__Aim of the exercise__
Copy each line containing the word "queueName" from the records that follow, please.

Page and application data records
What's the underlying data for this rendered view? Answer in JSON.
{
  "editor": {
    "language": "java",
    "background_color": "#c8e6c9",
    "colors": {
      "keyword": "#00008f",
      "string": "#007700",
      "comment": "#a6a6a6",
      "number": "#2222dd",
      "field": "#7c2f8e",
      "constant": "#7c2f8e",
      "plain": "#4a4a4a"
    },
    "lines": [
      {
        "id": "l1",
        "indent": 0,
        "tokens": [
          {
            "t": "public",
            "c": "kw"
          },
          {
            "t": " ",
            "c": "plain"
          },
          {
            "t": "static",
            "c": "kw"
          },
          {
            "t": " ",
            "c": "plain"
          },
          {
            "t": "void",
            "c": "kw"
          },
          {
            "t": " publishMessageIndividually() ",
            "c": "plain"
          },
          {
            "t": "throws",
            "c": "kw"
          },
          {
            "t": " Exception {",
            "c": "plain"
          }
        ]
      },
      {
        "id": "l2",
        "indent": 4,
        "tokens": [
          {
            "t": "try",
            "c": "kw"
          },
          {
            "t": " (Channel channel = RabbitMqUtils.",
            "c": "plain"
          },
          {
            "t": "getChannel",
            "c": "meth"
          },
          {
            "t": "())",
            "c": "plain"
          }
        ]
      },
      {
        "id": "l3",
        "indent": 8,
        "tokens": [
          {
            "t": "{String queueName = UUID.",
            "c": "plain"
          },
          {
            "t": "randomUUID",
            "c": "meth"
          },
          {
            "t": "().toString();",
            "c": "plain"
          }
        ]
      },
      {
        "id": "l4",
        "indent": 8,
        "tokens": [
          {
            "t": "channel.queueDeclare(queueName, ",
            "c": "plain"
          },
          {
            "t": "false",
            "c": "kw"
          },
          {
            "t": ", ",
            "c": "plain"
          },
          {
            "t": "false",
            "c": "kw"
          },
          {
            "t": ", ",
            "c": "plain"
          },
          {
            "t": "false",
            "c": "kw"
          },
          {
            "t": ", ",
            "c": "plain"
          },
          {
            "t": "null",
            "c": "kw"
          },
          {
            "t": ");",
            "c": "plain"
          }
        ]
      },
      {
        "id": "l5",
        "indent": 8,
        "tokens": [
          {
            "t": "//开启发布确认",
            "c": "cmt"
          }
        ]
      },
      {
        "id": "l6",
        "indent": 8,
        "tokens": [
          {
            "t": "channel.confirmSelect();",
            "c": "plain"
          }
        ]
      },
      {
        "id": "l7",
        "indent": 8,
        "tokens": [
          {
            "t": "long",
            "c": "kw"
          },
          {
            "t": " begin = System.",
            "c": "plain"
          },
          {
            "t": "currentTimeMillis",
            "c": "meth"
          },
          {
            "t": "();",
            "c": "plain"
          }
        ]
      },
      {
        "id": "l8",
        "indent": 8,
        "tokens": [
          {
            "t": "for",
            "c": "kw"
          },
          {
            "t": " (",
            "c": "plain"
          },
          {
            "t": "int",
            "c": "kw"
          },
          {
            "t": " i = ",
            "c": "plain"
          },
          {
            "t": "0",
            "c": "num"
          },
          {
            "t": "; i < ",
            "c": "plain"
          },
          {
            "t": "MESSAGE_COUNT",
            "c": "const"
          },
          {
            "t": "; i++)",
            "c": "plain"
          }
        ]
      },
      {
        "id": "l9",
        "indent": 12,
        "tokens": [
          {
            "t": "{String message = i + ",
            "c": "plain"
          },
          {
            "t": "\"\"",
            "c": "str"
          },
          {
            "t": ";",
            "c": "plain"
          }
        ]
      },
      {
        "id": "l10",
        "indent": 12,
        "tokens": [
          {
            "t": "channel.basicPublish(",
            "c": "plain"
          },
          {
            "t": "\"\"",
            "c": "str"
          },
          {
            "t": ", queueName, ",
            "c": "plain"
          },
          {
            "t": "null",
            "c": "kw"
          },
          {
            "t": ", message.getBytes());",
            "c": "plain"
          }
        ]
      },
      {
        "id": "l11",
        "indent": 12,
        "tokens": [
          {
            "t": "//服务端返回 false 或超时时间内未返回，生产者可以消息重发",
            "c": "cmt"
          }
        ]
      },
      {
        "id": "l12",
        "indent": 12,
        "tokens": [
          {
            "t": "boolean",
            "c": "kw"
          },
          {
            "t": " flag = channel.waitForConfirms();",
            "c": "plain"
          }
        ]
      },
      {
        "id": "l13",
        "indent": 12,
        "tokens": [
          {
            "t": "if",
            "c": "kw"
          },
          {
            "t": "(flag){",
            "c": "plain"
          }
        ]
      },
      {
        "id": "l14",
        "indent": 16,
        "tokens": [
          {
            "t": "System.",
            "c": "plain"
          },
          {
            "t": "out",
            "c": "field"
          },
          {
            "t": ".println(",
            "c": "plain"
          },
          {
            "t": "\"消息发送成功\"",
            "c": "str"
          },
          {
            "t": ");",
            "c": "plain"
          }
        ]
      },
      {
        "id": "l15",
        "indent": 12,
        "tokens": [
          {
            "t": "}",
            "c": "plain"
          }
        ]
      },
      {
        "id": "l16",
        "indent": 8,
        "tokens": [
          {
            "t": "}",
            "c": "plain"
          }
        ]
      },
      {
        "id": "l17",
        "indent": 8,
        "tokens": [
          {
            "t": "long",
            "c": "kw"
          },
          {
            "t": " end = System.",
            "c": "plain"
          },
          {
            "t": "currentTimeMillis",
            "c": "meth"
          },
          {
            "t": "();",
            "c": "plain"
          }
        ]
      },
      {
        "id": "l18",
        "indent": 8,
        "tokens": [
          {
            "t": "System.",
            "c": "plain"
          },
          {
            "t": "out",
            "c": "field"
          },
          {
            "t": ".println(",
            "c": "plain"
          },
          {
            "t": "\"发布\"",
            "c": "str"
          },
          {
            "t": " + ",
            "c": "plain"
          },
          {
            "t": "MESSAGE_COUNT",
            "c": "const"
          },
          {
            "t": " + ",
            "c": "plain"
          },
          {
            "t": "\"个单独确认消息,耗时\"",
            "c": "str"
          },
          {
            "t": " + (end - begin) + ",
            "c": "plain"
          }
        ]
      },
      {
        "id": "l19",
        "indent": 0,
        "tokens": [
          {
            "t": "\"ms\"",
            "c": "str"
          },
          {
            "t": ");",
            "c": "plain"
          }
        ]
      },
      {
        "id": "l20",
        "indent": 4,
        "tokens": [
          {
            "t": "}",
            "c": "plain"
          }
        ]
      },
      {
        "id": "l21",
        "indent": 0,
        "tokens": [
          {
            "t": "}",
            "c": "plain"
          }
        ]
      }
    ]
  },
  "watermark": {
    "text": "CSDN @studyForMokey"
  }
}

__Reply__
            "t": "{String queueName = UUID.",
            "t": "channel.queueDeclare(queueName, ",
            "t": ", queueName, ",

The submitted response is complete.